This 'build up of scar tissue' is a common fallacy put about by PTs who ought to know better! It's actually a very UNcommon phenomenon and what is most often the problem is simple inflammatory issues.She thinks it's a combination of inflamed muscles and a build up of scar tissue.
I couldn't disagree more strongly. In my experience, squats and marching have been responsible for far more pain issues than almost anything else. Read this BoneSmart philosophy for sensible post op therapySquats (holding on to chair) , lifting leg (as in marching ) just simple ones - doing five laps around house - 3 times a day.
They are never good for anything! I've seen more cases of inflammatory response from exercises like those than enough. They always do more harm than good - always.Even after 7 weeks squats and marching are not good?
Ice, elevate, rest and do normal everyday activity. It will settle in time so you don't have to 'do' anything. Recovery is not something we have to 'do', it's something we have to endure!And what can I do for the inflammation?
I love this statement. I think it should be prominently pinned at the top of every page on the Hip Replacement Forum. Now that the restrictions have been ended after my gluteus tendon repair surgery, and I try to get strength back into muscles that haven't been used for 17 months and learn to walk without aids after all that time using them, I must continue to be patient and allow my body time to recover. I have aches and pains, but I trust that all the soft tissue connections are sound, and that I will walk again, if I don't foolishly try to hurry the process.Ice, elevate, rest and do normal everyday activity. It will settle in time so you don't have to 'do' anything. Recovery is not something we have to 'do', it's something we have to endure!

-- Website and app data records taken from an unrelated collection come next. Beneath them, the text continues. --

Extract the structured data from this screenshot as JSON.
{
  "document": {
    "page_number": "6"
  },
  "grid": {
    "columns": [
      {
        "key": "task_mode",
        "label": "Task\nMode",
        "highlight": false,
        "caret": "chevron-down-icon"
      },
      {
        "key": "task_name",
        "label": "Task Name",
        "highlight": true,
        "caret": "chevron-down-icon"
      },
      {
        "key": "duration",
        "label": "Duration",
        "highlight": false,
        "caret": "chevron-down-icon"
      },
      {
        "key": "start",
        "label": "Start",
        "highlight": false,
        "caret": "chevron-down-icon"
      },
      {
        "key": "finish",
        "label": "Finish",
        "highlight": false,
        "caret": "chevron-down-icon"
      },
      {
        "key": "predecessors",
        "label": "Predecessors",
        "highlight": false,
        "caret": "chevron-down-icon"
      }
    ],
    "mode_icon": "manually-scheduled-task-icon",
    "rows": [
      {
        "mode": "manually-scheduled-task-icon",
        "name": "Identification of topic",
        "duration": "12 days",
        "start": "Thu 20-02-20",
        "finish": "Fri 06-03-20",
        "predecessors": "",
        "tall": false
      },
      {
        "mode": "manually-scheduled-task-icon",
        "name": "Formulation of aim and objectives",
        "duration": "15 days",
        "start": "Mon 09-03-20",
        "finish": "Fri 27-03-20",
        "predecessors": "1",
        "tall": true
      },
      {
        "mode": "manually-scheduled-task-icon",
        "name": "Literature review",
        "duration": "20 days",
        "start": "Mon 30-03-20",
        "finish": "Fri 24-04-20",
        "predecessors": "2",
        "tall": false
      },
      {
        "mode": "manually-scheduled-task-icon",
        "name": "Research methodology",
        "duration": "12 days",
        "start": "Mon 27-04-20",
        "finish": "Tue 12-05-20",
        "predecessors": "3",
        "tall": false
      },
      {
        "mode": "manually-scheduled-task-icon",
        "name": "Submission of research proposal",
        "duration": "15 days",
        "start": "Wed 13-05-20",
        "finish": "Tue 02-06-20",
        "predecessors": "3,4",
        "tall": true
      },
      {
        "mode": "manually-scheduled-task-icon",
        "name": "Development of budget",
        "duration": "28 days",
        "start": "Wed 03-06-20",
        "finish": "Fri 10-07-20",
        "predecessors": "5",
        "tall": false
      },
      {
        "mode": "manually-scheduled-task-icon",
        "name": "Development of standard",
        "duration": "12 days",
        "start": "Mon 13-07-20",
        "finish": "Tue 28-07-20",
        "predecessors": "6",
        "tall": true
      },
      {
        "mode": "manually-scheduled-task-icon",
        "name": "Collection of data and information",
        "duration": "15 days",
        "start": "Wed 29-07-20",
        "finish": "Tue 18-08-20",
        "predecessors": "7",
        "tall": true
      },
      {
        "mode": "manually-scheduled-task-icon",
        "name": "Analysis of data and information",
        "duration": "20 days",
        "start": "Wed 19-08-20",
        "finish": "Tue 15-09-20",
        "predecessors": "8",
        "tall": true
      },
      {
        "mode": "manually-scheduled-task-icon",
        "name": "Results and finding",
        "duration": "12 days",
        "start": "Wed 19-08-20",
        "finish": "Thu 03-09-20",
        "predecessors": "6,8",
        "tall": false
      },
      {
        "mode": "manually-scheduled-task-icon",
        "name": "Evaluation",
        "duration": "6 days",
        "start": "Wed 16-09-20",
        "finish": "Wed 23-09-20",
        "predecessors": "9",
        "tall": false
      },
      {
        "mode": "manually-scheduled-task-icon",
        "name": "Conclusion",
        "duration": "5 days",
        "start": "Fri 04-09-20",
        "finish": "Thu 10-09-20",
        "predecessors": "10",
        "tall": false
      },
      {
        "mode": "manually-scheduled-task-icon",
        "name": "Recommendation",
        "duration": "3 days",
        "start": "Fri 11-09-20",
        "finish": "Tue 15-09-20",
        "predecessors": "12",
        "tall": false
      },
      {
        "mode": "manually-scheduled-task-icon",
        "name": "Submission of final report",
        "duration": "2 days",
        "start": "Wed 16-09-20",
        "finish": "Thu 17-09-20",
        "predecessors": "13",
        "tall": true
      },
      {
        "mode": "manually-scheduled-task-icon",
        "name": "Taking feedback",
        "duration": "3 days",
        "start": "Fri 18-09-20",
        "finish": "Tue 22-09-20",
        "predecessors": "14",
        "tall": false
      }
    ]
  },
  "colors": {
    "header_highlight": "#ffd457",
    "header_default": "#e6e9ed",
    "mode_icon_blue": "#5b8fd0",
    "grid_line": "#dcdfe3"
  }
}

@Josephine, this article touts the supposedly salutary effects of proton-pump inhibitors to offset possible damage done by NSAIDs. PPIs are falling into disfavor, at least in the U.S., and rightfully so, as they have been linked to C. difficile colitis as well as osteoporosis. (Though there is some recent controversy re: the latter.) Because they're now available OTC and are promoted massively via media ads, people are staying on these meds indefinitely. However, they've never been approved by FDA for other than short-term use.Read this Medications: acetaminophen (Tylenol, paracetamol) and NSAIDs, differences and dangers. You'd be much better off using Tylenol at 1,000mg 3-4 times a day.